I was experiencing a very annoying problem trying to serve static HTML pages and CGI scripts from Apache 2 recently.  The problem manifested itself like this:

  • Running the scripts on the server hosting Apache shows they ran in well under a second
  • Connecting to the Apache server from the LAN, everything was fine and ran in under a second
  • Connecting to the Apache server from the Internet, but from a machine known to my network, ran fine
  • Connecting from an AWS Lambda script, suddenly there is a 20 second or more delay before getting data back
  • Connecting from Digital Ocean, there is a 20 second delay
  • Connecting from another computer on the internet, there is a 20 second delay

What the heck is going on here?

I spent time trying to debug my CGI scripts and adding lots more logging and finally convinced myself that it was a problem with the Apache config and not something like MTUs or routing problems.

But what was causing it?  It started to feel like like a DNS related issue since the machines where it ran fine where all known to me, and so had corresponding entries in my local DNS server.  But but but… I clearly had “HostnameLookups Off” in my apache2.conf file.  When I looked at the logs again, I noticed that indeed hostnames were being looked up, even though I told it not to.

966381

Why?  Because I don’t know how to configure Apache servers properly.  At some point in time I thought this was a good idea:
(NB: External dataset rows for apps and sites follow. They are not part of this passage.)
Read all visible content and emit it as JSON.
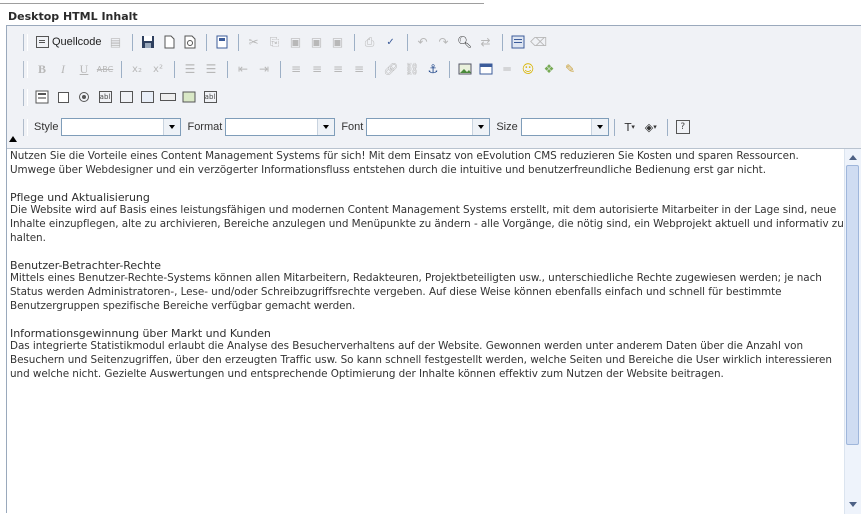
{
  "header": {
    "title": "Desktop HTML Inhalt"
  },
  "toolbar": {
    "source_label": "Quellcode",
    "style_label": "Style",
    "format_label": "Format",
    "font_label": "Font",
    "size_label": "Size",
    "style_value": "",
    "format_value": "",
    "font_value": "",
    "size_value": ""
  },
  "content": {
    "intro": "Nutzen Sie die Vorteile eines Content Management Systems für sich! Mit dem Einsatz von eEvolution CMS reduzieren Sie Kosten und sparen Ressourcen. Umwege über Webdesigner und ein verzögerter Informationsfluss entstehen durch die intuitive und benutzerfreundliche Bedienung erst gar nicht.",
    "sections": [
      {
        "heading": "Pflege und Aktualisierung",
        "body": "Die Website wird auf Basis eines leistungsfähigen und modernen Content Management Systems erstellt, mit dem autorisierte Mitarbeiter in der Lage sind, neue Inhalte einzupflegen, alte zu archivieren, Bereiche anzulegen und Menüpunkte zu ändern - alle Vorgänge, die nötig sind, ein Webprojekt aktuell und informativ zu halten."
      },
      {
        "heading": "Benutzer-Betrachter-Rechte",
        "body": "Mittels eines Benutzer-Rechte-Systems können allen Mitarbeitern, Redakteuren, Projektbeteiligten usw., unterschiedliche Rechte zugewiesen werden; je nach Status werden Administratoren-, Lese- und/oder Schreibzugriffsrechte vergeben. Auf diese Weise können ebenfalls einfach und schnell für bestimmte Benutzergruppen spezifische Bereiche verfügbar gemacht werden."
      },
      {
        "heading": "Informationsgewinnung über Markt und Kunden",
        "body": "Das integrierte Statistikmodul erlaubt die Analyse des Besucherverhaltens auf der Website. Gewonnen werden unter anderem Daten über die Anzahl von Besuchern und Seitenzugriffen, über den erzeugten Traffic usw. So kann schnell festgestellt werden, welche Seiten und Bereiche die User wirklich interessieren und welche nicht. Gezielte Auswertungen und entsprechende Optimierung der Inhalte können effektiv zum Nutzen der Website beitragen."
      }
    ]
  },
  "colors": {
    "accent": "#316ac5",
    "border": "#9aa9bc",
    "toolbar_bg": "#f0f2f6"
  }
}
Order deny, allow
Deny from none
Allow from all

But, there is no such thing as a “none” directive.  Apache interprets “none” as a host name and so has to look it up to see if it’s supposed to be blocking it or not, which causes a DNS lookup delays and hostnames to appear in your Apache logs.

Enlightenment came from here: http://kb.simplywebhosting.com/idx/6/213/article/

There is also a suggestion that inline comments can do the same thing here:  https://www.drovemebatty.com/wp/entries/11